PULLMAN, Wash. – Washington State University has received a $456,000 grant from the Bill & Melinda Gates Foundation for the university’s new Center to Bridge the Digital Divide.
The grant, the first from the foundation, supports a 4-H computer technology initiative and general support of center operations.
“We are excited that the Bill & Melinda Gates Foundation selected the Center to Bridge the Digital Divide as the recipient of its first grant to Washington State University,” said Center Director Bill Gillis. “The grant represents an important opportunity for the center to partner with one of the world’s leading philanthropic foundations to extend the benefits of modern digital technologies to youth in rural communities and underserved urban neighborhoods.”
“The Center to Bridge the Digital Divide will provide a critical resource to low-income and rural communities in Washington,” said Richard Akeroyd, executive director of Libraries and Public Access to Information at the foundation. “Through this grant, thousands of youth in Washington will have the opportunity to develop technology skills that will enable them to succeed in the future.”
The grant will support a WSU Cooperative Extension 4-H program aimed at increasing the computer literacy skills of 4-H youth in the state by training them in a nationally juried 4-H curriculum. Pat Boyes, director of WSU Cooperative Extension’s 4-H youth development program, said the grant comes at a great time for Washington state 4-H.

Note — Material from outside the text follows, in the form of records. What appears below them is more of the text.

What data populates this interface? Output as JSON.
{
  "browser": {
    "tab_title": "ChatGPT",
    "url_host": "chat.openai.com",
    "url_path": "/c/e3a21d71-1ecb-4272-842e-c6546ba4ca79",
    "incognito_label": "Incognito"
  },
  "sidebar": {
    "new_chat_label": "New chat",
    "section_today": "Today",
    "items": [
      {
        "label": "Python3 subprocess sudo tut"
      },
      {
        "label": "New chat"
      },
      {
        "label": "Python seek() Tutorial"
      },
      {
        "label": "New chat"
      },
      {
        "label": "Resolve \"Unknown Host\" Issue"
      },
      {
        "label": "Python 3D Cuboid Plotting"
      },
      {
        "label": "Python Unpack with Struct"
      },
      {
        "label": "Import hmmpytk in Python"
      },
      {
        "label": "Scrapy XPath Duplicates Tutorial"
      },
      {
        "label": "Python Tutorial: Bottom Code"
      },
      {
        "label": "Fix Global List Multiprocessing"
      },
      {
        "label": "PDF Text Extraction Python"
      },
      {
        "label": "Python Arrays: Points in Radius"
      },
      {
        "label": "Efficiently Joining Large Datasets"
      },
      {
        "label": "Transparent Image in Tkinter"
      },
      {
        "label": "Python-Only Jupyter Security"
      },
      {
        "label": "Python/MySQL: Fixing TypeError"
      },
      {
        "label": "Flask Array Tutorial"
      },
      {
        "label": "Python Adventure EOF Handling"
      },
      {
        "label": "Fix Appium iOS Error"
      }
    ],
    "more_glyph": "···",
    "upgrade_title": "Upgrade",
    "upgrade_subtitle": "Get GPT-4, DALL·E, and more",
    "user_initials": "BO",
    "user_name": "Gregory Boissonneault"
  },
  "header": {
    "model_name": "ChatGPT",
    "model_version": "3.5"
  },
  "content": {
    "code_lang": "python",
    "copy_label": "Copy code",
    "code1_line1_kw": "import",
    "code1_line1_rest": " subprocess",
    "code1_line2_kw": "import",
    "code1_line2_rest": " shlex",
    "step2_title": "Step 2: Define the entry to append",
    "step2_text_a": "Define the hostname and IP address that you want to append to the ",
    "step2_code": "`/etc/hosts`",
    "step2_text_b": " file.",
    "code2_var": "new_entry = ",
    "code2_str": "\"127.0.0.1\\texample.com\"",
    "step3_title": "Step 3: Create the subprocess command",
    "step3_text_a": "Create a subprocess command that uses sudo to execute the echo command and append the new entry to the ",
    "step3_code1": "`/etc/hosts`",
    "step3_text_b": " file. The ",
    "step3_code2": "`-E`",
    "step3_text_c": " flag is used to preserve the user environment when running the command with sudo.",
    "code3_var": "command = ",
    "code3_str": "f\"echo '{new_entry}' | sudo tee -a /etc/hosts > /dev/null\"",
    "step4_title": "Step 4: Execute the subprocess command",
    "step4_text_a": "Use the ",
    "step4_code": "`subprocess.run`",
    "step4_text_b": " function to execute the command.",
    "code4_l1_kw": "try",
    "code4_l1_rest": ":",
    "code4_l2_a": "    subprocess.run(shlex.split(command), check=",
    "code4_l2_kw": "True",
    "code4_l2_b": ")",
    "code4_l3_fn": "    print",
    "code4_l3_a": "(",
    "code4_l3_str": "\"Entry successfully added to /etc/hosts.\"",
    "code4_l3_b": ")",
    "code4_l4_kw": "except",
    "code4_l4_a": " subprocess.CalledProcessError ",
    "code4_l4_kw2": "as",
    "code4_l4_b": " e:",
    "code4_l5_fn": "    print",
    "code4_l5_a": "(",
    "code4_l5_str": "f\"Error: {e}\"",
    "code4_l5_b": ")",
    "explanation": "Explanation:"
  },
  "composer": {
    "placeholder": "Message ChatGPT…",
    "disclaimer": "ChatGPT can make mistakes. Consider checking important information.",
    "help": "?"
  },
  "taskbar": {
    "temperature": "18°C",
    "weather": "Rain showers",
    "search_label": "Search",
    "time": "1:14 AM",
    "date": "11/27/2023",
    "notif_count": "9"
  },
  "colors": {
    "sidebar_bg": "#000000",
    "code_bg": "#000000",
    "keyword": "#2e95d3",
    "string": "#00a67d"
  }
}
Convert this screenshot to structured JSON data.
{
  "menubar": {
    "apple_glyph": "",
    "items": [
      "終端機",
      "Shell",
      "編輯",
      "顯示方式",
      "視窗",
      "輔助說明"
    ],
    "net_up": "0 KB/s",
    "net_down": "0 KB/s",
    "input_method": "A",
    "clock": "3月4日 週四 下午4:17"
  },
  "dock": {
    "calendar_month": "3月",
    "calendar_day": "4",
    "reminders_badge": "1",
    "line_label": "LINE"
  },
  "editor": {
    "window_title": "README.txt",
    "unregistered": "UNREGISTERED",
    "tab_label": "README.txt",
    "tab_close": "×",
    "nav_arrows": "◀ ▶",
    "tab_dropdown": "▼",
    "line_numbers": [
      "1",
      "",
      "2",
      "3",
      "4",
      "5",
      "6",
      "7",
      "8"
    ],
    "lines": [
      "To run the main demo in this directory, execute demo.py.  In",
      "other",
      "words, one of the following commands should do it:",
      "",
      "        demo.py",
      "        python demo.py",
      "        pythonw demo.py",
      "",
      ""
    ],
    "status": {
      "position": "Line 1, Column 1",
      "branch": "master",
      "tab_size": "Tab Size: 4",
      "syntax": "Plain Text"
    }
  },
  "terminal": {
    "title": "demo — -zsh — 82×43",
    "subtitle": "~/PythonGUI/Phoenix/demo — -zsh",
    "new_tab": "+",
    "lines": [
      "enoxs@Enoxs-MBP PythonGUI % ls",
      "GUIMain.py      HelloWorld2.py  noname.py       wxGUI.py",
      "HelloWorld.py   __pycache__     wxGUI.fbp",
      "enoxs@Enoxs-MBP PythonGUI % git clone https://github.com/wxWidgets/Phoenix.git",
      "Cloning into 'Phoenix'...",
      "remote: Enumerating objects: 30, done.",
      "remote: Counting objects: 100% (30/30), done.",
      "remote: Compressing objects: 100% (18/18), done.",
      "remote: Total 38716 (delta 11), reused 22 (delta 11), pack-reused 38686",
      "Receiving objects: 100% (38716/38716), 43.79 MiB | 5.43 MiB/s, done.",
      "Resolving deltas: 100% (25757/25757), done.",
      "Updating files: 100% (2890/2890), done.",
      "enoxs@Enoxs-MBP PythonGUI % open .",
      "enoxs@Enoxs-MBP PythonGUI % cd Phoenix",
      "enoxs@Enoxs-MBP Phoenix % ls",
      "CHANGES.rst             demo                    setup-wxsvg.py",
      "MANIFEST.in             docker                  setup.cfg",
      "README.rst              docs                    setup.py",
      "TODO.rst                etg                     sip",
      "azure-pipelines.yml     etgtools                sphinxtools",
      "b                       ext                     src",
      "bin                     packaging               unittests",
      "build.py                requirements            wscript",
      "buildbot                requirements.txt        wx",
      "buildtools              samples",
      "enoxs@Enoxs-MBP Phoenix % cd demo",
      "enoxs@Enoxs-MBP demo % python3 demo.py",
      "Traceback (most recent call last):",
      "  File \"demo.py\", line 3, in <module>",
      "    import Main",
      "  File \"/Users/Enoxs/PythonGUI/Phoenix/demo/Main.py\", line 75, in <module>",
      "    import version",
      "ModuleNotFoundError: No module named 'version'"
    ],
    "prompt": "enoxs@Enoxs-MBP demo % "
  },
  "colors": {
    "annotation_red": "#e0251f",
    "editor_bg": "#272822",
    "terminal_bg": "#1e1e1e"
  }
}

“The Gates Foundation gift is especially timely as our nationwide 4-H system celebrates its centennial year in 2002. As the largest youth development organization in the United States, 4-H has a 100-year history of helping young people build the essential life skills that lead them to successful adulthood,” Boyes said. “The Gates gift launches Washington State 4-H Youth Development into its second century of service by engaging young people as community educators. The 4-H Computer Technology Initiative will reach out to Washington’s youth wherever they live, teaching them new technology skills and then providing the structure for those young people to become effective educators to their local communities. The 4H motto of “Learn by Doing” will be put into practice once again because of the Gates Foundation support.”
The training will take place at six new 4-H computing laboratories to be established by the grant as well as via a mobile 4-H computer training van, which will employ satellite technology for wireless high-speed internet connectivity from anywhere in the state.
Scott Fedale, director of extension information technology, says that the mobile wireless internet connectivity piece of the project has sparked national attention on Washington State University Cooperative Extension’s 4-H program: “We’ve had a lot of interest from other universities in what we’re proposing as an example of how to bring training and broadband connectivity to youth in rural locations.,” said Fedale. “We’ve also received a commitment of funding from the American Distance Education Consortium (ADEC) for the mobile van part of the project, and they want to spotlight our effort as a national model,” he said.